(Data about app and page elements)
== Segment start ==

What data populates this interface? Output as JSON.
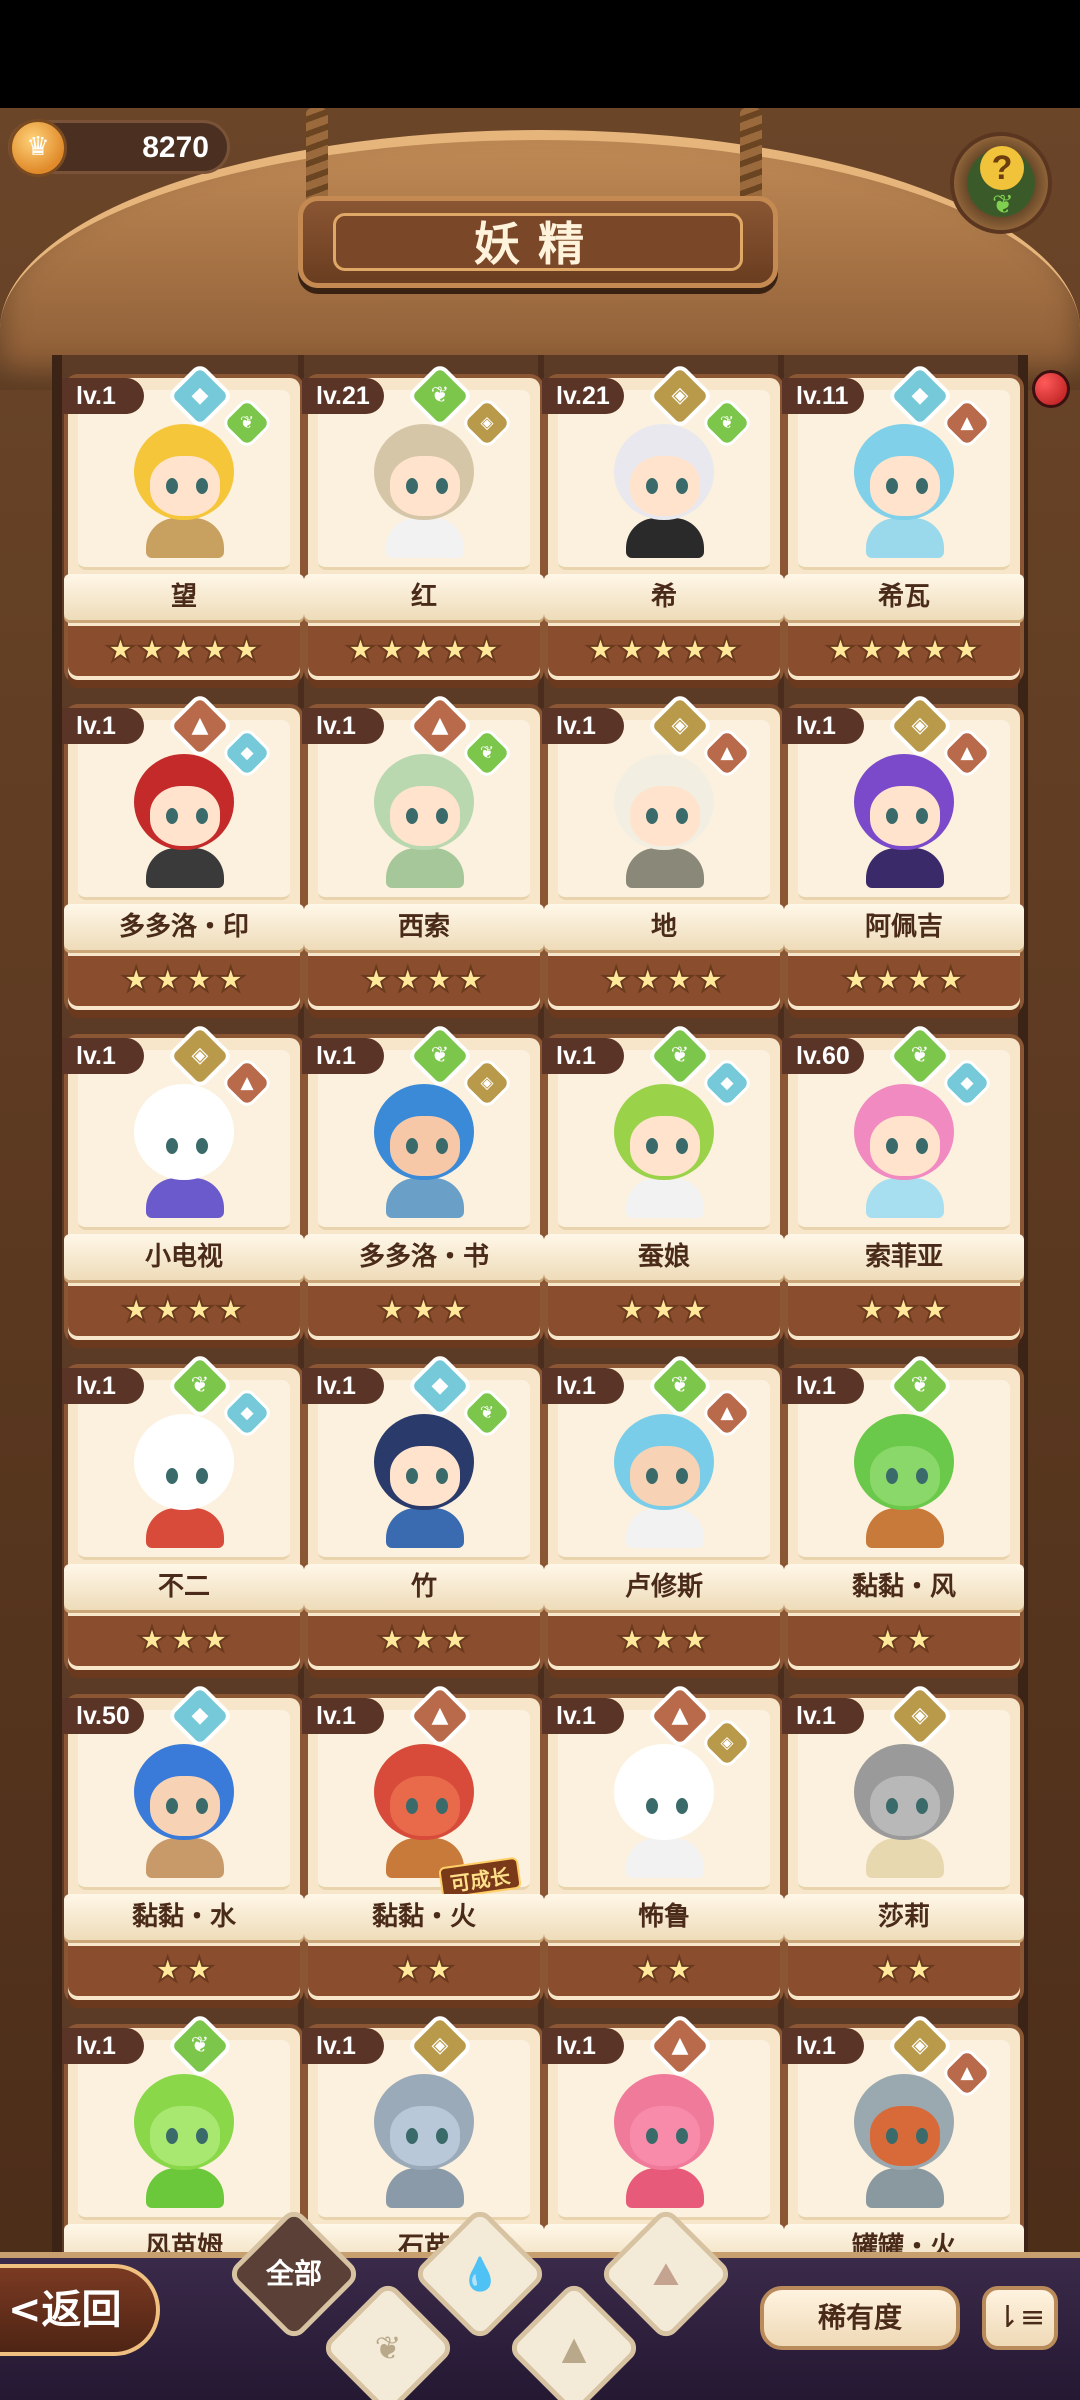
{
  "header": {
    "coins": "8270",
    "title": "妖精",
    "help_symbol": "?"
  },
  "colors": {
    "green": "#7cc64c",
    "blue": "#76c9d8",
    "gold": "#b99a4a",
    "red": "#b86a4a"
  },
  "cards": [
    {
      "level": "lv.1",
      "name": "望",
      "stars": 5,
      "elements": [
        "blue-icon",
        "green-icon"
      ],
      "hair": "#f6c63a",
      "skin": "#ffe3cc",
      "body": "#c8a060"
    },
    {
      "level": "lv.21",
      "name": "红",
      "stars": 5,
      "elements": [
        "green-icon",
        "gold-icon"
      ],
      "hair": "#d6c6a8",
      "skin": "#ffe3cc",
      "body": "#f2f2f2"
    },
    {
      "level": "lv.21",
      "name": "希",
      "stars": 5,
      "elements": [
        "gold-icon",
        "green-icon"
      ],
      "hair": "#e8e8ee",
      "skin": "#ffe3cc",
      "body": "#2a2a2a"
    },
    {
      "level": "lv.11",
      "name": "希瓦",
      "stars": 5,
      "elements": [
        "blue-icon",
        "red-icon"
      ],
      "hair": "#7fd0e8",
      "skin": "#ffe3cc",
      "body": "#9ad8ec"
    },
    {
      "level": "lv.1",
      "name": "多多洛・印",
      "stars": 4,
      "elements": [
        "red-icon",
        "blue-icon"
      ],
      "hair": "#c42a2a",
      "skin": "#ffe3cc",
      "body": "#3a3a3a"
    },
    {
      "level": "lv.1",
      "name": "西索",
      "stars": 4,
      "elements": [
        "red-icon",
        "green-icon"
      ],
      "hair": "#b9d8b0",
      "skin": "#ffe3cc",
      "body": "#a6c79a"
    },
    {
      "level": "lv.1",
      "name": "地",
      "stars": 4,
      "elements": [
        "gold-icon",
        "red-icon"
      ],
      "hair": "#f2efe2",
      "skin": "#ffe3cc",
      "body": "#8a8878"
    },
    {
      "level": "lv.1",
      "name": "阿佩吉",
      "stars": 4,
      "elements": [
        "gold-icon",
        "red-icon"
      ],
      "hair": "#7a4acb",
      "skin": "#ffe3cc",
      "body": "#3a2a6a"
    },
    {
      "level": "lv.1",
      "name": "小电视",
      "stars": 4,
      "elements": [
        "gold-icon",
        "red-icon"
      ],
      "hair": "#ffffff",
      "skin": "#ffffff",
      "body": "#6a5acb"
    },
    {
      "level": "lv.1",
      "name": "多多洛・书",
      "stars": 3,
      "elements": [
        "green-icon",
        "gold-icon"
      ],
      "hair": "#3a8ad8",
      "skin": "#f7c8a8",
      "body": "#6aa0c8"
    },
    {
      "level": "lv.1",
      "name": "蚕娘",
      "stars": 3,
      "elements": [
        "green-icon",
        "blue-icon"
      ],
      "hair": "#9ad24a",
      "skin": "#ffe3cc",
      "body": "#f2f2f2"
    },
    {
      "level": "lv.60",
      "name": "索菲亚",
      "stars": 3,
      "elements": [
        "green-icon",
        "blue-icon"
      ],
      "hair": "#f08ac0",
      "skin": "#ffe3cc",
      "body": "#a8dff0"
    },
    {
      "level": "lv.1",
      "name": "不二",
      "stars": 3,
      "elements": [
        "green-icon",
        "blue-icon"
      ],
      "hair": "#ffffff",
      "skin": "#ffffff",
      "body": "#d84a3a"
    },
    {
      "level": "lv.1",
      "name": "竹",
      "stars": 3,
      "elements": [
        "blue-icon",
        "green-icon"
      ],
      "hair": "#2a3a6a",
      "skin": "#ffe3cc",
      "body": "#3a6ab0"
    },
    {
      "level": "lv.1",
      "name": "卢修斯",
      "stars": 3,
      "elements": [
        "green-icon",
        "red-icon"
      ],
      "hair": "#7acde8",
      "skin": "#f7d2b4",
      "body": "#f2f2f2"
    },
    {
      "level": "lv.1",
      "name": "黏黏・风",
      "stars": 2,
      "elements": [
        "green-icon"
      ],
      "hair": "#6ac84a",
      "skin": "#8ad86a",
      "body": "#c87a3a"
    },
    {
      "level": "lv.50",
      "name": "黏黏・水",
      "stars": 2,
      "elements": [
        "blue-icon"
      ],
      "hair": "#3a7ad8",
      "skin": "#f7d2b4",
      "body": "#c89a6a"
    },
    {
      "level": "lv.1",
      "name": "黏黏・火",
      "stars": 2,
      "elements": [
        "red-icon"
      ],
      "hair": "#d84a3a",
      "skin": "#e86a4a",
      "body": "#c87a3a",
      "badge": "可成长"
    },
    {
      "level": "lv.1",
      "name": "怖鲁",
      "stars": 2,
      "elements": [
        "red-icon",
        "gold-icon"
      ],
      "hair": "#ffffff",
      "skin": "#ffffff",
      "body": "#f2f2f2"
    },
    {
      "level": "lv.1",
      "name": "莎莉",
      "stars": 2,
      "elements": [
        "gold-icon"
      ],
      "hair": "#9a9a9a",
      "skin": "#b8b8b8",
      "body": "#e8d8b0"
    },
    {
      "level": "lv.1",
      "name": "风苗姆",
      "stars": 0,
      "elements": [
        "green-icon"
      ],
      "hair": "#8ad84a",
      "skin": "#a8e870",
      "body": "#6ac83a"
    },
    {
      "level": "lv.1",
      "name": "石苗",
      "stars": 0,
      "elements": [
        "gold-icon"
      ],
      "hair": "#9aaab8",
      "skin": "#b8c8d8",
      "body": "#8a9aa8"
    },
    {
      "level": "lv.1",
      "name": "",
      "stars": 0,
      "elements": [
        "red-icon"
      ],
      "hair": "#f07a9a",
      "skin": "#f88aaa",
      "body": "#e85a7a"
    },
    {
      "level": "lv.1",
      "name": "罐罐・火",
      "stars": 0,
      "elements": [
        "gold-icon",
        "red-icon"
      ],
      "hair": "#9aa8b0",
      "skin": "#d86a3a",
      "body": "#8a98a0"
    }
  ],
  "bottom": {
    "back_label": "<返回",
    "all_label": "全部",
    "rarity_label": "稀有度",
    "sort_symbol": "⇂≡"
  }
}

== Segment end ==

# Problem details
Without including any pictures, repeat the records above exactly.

# Finished exercise
What data populates this interface? Output as JSON.
{
  "header": {
    "coins": "8270",
    "title": "妖精",
    "help_symbol": "?"
  },
  "colors": {
    "green": "#7cc64c",
    "blue": "#76c9d8",
    "gold": "#b99a4a",
    "red": "#b86a4a"
  },
  "cards": [
    {
      "level": "lv.1",
      "name": "望",
      "stars": 5,
      "elements": [
        "blue-icon",
        "green-icon"
      ],
      "hair": "#f6c63a",
      "skin": "#ffe3cc",
      "body": "#c8a060"
    },
    {
      "level": "lv.21",
      "name": "红",
      "stars": 5,
      "elements": [
        "green-icon",
        "gold-icon"
      ],
      "hair": "#d6c6a8",
      "skin": "#ffe3cc",
      "body": "#f2f2f2"
    },
    {
      "level": "lv.21",
      "name": "希",
      "stars": 5,
      "elements": [
        "gold-icon",
        "green-icon"
      ],
      "hair": "#e8e8ee",
      "skin": "#ffe3cc",
      "body": "#2a2a2a"
    },
    {
      "level": "lv.11",
      "name": "希瓦",
      "stars": 5,
      "elements": [
        "blue-icon",
        "red-icon"
      ],
      "hair": "#7fd0e8",
      "skin": "#ffe3cc",
      "body": "#9ad8ec"
    },
    {
      "level": "lv.1",
      "name": "多多洛・印",
      "stars": 4,
      "elements": [
        "red-icon",
        "blue-icon"
      ],
      "hair": "#c42a2a",
      "skin": "#ffe3cc",
      "body": "#3a3a3a"
    },
    {
      "level": "lv.1",
      "name": "西索",
      "stars": 4,
      "elements": [
        "red-icon",
        "green-icon"
      ],
      "hair": "#b9d8b0",
      "skin": "#ffe3cc",
      "body": "#a6c79a"
    },
    {
      "level": "lv.1",
      "name": "地",
      "stars": 4,
      "elements": [
        "gold-icon",
        "red-icon"
      ],
      "hair": "#f2efe2",
      "skin": "#ffe3cc",
      "body": "#8a8878"
    },
    {
      "level": "lv.1",
      "name": "阿佩吉",
      "stars": 4,
      "elements": [
        "gold-icon",
        "red-icon"
      ],
      "hair": "#7a4acb",
      "skin": "#ffe3cc",
      "body": "#3a2a6a"
    },
    {
      "level": "lv.1",
      "name": "小电视",
      "stars": 4,
      "elements": [
        "gold-icon",
        "red-icon"
      ],
      "hair": "#ffffff",
      "skin": "#ffffff",
      "body": "#6a5acb"
    },
    {
      "level": "lv.1",
      "name": "多多洛・书",
      "stars": 3,
      "elements": [
        "green-icon",
        "gold-icon"
      ],
      "hair": "#3a8ad8",
      "skin": "#f7c8a8",
      "body": "#6aa0c8"
    },
    {
      "level": "lv.1",
      "name": "蚕娘",
      "stars": 3,
      "elements": [
        "green-icon",
        "blue-icon"
      ],
      "hair": "#9ad24a",
      "skin": "#ffe3cc",
      "body": "#f2f2f2"
    },
    {
      "level": "lv.60",
      "name": "索菲亚",
      "stars": 3,
      "elements": [
        "green-icon",
        "blue-icon"
      ],
      "hair": "#f08ac0",
      "skin": "#ffe3cc",
      "body": "#a8dff0"
    },
    {
      "level": "lv.1",
      "name": "不二",
      "stars": 3,
      "elements": [
        "green-icon",
        "blue-icon"
      ],
      "hair": "#ffffff",
      "skin": "#ffffff",
      "body": "#d84a3a"
    },
    {
      "level": "lv.1",
      "name": "竹",
      "stars": 3,
      "elements": [
        "blue-icon",
        "green-icon"
      ],
      "hair": "#2a3a6a",
      "skin": "#ffe3cc",
      "body": "#3a6ab0"
    },
    {
      "level": "lv.1",
      "name": "卢修斯",
      "stars": 3,
      "elements": [
        "green-icon",
        "red-icon"
      ],
      "hair": "#7acde8",
      "skin": "#f7d2b4",
      "body": "#f2f2f2"
    },
    {
      "level": "lv.1",
      "name": "黏黏・风",
      "stars": 2,
      "elements": [
        "green-icon"
      ],
      "hair": "#6ac84a",
      "skin": "#8ad86a",
      "body": "#c87a3a"
    },
    {
      "level": "lv.50",
      "name": "黏黏・水",
      "stars": 2,
      "elements": [
        "blue-icon"
      ],
      "hair": "#3a7ad8",
      "skin": "#f7d2b4",
      "body": "#c89a6a"
    },
    {
      "level": "lv.1",
      "name": "黏黏・火",
      "stars": 2,
      "elements": [
        "red-icon"
      ],
      "hair": "#d84a3a",
      "skin": "#e86a4a",
      "body": "#c87a3a",
      "badge": "可成长"
    },
    {
      "level": "lv.1",
      "name": "怖鲁",
      "stars": 2,
      "elements": [
        "red-icon",
        "gold-icon"
      ],
      "hair": "#ffffff",
      "skin": "#ffffff",
      "body": "#f2f2f2"
    },
    {
      "level": "lv.1",
      "name": "莎莉",
      "stars": 2,
      "elements": [
        "gold-icon"
      ],
      "hair": "#9a9a9a",
      "skin": "#b8b8b8",
      "body": "#e8d8b0"
    },
    {
      "level": "lv.1",
      "name": "风苗姆",
      "stars": 0,
      "elements": [
        "green-icon"
      ],
      "hair": "#8ad84a",
      "skin": "#a8e870",
      "body": "#6ac83a"
    },
    {
      "level": "lv.1",
      "name": "石苗",
      "stars": 0,
      "elements": [
        "gold-icon"
      ],
      "hair": "#9aaab8",
      "skin": "#b8c8d8",
      "body": "#8a9aa8"
    },
    {
      "level": "lv.1",
      "name": "",
      "stars": 0,
      "elements": [
        "red-icon"
      ],
      "hair": "#f07a9a",
      "skin": "#f88aaa",
      "body": "#e85a7a"
    },
    {
      "level": "lv.1",
      "name": "罐罐・火",
      "stars": 0,
      "elements": [
        "gold-icon",
        "red-icon"
      ],
      "hair": "#9aa8b0",
      "skin": "#d86a3a",
      "body": "#8a98a0"
    }
  ],
  "bottom": {
    "back_label": "<返回",
    "all_label": "全部",
    "rarity_label": "稀有度",
    "sort_symbol": "⇂≡"
  }
}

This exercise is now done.